WHAT THIS TASK INVOLVES: Below are records; copy every line in them that holds the word "want".

Items from an interface collection:
☆ ☆ ☆ ☆

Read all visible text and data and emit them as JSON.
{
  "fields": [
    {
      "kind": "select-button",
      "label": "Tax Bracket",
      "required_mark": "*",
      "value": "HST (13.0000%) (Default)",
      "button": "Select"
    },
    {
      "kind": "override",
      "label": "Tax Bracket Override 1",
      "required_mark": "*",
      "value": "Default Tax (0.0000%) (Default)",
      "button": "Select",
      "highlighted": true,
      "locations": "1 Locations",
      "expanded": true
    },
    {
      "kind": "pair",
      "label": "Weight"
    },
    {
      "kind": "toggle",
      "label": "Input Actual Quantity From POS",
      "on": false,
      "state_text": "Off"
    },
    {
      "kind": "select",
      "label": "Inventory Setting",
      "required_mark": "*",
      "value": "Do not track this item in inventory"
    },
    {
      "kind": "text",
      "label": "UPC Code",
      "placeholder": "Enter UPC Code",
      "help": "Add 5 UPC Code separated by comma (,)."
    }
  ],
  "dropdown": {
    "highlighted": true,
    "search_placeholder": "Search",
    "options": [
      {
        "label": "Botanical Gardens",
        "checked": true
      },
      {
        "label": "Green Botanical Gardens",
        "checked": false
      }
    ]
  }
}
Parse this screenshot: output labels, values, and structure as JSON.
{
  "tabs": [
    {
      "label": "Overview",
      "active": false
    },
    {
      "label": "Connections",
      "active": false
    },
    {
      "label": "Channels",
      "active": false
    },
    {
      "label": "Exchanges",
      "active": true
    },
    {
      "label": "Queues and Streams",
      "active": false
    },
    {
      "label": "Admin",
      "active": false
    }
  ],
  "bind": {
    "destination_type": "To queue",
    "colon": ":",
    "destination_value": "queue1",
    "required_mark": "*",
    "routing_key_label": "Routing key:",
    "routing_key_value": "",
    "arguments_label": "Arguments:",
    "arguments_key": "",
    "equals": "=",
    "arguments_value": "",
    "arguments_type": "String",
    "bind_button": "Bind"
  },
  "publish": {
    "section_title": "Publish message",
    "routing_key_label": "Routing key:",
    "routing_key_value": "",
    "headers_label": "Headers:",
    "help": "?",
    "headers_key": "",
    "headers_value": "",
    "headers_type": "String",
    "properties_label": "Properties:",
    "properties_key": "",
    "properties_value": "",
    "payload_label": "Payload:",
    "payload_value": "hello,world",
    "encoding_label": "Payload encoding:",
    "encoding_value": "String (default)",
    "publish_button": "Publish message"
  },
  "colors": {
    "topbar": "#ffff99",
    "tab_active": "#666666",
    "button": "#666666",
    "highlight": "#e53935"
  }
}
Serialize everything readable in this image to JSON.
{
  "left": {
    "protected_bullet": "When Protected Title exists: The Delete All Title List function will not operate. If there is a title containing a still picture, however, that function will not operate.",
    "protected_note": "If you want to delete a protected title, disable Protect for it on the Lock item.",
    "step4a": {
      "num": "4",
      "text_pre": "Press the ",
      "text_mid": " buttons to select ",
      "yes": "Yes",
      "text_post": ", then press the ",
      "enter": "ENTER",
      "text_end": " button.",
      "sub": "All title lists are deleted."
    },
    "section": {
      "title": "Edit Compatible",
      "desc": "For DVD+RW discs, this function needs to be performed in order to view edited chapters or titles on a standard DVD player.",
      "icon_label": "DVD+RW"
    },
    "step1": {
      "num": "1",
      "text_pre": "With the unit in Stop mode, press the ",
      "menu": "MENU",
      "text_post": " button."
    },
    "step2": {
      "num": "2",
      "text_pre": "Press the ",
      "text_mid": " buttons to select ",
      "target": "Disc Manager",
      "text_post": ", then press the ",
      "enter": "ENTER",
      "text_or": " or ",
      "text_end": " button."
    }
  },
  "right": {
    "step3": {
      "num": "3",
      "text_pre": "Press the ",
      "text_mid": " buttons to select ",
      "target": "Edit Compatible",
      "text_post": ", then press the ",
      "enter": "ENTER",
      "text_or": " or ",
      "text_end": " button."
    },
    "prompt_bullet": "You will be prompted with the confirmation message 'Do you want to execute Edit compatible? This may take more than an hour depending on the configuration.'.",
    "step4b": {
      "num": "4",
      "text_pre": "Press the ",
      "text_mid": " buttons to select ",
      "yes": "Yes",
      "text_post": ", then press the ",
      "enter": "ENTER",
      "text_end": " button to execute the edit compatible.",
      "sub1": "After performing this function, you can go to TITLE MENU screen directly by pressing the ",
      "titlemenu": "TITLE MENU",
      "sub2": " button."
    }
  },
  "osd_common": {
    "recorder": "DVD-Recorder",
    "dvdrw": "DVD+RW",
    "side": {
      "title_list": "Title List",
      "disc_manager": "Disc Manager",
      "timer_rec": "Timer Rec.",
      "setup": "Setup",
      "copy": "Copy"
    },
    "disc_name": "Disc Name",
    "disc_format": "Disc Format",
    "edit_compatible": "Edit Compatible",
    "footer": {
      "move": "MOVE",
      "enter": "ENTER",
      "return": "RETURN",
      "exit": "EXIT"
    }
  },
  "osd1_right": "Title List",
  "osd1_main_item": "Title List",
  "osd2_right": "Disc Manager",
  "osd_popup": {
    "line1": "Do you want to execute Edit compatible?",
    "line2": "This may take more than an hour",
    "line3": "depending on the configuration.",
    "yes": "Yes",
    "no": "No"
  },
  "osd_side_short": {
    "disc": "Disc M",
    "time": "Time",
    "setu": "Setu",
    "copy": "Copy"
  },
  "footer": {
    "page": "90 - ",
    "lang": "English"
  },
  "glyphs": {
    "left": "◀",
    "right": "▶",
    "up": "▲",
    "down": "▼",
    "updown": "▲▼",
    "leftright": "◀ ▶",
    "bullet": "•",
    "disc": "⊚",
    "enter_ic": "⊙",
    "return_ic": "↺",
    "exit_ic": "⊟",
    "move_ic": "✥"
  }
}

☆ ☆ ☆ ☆

RESPONSE BOX:
    "protected_note": "If you want to delete a protected title, disable Protect for it on the Lock item.",
    "prompt_bullet": "You will be prompted with the confirmation message 'Do you want to execute Edit compatible? This may take more than an hour depending on the configuration.'.",
    "line1": "Do you want to execute Edit compatible?",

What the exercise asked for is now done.